Days Gone, Sony Bend’s new post-Last Of Us biker gang survival game, might be taking a slightly more evolutionary approach to the standard tenets of survival design.

Crafting, of course, has long appeared in some form in most open-world games. Between the extended influence of Tomb Raider and Far Cry, few modern triple-a releases of their ilk are without some sort of system for gathering resources and making things.

But it’s even more vital in a zombie apocalypse. I always found a sort of grim humor in how much time The Last Of Us made players spend gathering resources and essentially scavenging when outside of combat, because it’s a strangely un-game like thing to do, closer to a survivalist sim in some ways than an dramatic horror game. A real post-apocalypse existence wouldn’t be an enjoyable one, since the opposing mundanity and nerves of gathering supplies to stay alive and risking one’s life to do it would be hard to endure.

Not that your perspective in a situation like that would even bother considering entertainment value versus simply being thankful you were still alive, or that I don’t consider The Last Of Us one of the best games ever made. That Naughty Dog didn’t really make much attempt to gameify the activity is commendable.

A few years on, Days Gone looks heavily inspired by The Last Of Us in more ways than just color palette and some environmental art direction. Though it wasn’t really explained at Sony’s E3 press conference, there’s a much greater emphasis on improvisation throughout the environment, which includes a world full of junk to salvage and turn into tools.

Though environmental kills, which Days Gone appears to have a lot of, have been around for years, the potential for the game’s crafting aspect (much less of a frivolity that Far Cry, seemingly – too grim business here) seems interesting. The most notable example seen in a behind-closed-doors demo was an airbag bomb, which is exactly what it sounds like, accompanying the homemade silencer that baby-faced biker hero Deacon uses in the press conference demo.

Unlike Joel, Deacon’s use of the environment seems a bit more extensive, or at least it was in the scripted level shown. Using parts to upgrade equipment is pretty basic stuff. If Days Gone has been tailored towards picking through leftover junk to make new things, it would be a nice switch towards an overall more organic experience.

After all, how many times has your progress in a game been halted because you didn’t have what the developers’ have programmed as the proper tool when something thats just as good might be in the same room?

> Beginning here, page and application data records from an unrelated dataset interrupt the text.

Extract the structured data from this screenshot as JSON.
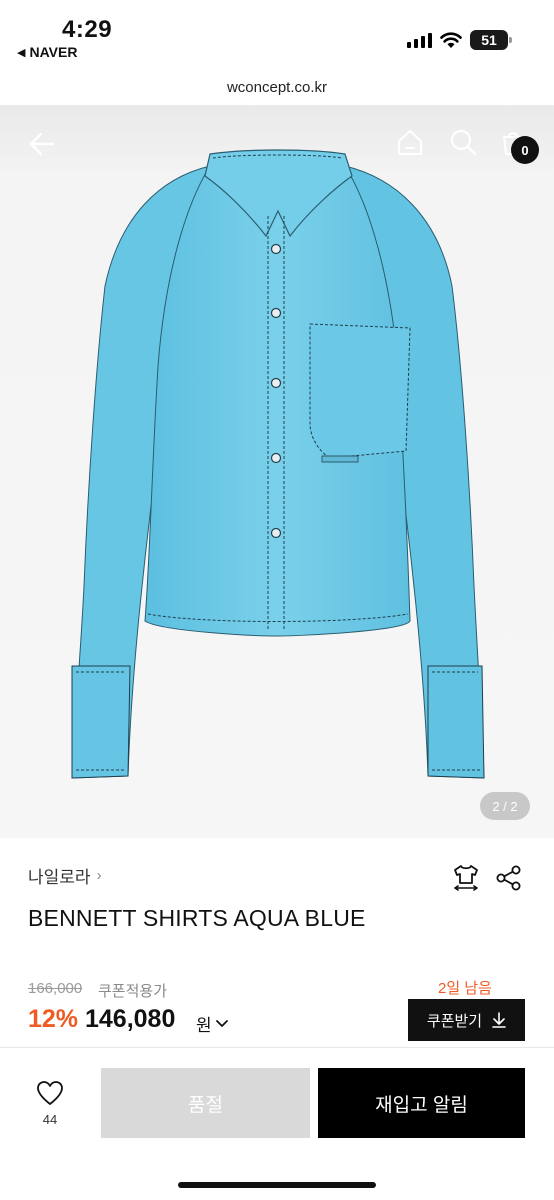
{
  "status_bar": {
    "time": "4:29",
    "back_app": "NAVER",
    "battery": "51"
  },
  "browser": {
    "url": "wconcept.co.kr"
  },
  "gallery": {
    "page_indicator": "2 / 2",
    "cart_count": "0",
    "image_subject": "Aqua blue cropped button-up shirt with dark contrast stitching"
  },
  "product": {
    "brand": "나일로라",
    "name": "BENNETT SHIRTS AQUA BLUE",
    "original_price": "166,000",
    "coupon_price_label": "쿠폰적용가",
    "discount": "12%",
    "price": "146,080",
    "currency": "원",
    "days_left": "2일 남음",
    "coupon_button": "쿠폰받기"
  },
  "bottom_bar": {
    "like_count": "44",
    "soldout_label": "품절",
    "restock_label": "재입고 알림"
  },
  "colors": {
    "accent": "#f05a23",
    "dark": "#111111",
    "shirt": "#6fc8e4",
    "disabled": "#d9d9d9"
  }
}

With the necessary limitations of finite memory, it comes down to a matter of how much Sony Bend might want to make accessible to search machines, cars, refuse, materials – there definitely seems to be a touch of State of Decay at work here. If that’s as much a priority of Sony Bend is indicating, Days Gone has a chance at being an uniquely sim-like take on a narrative and genre where finding an identity beyond tropes can be an uphill battle.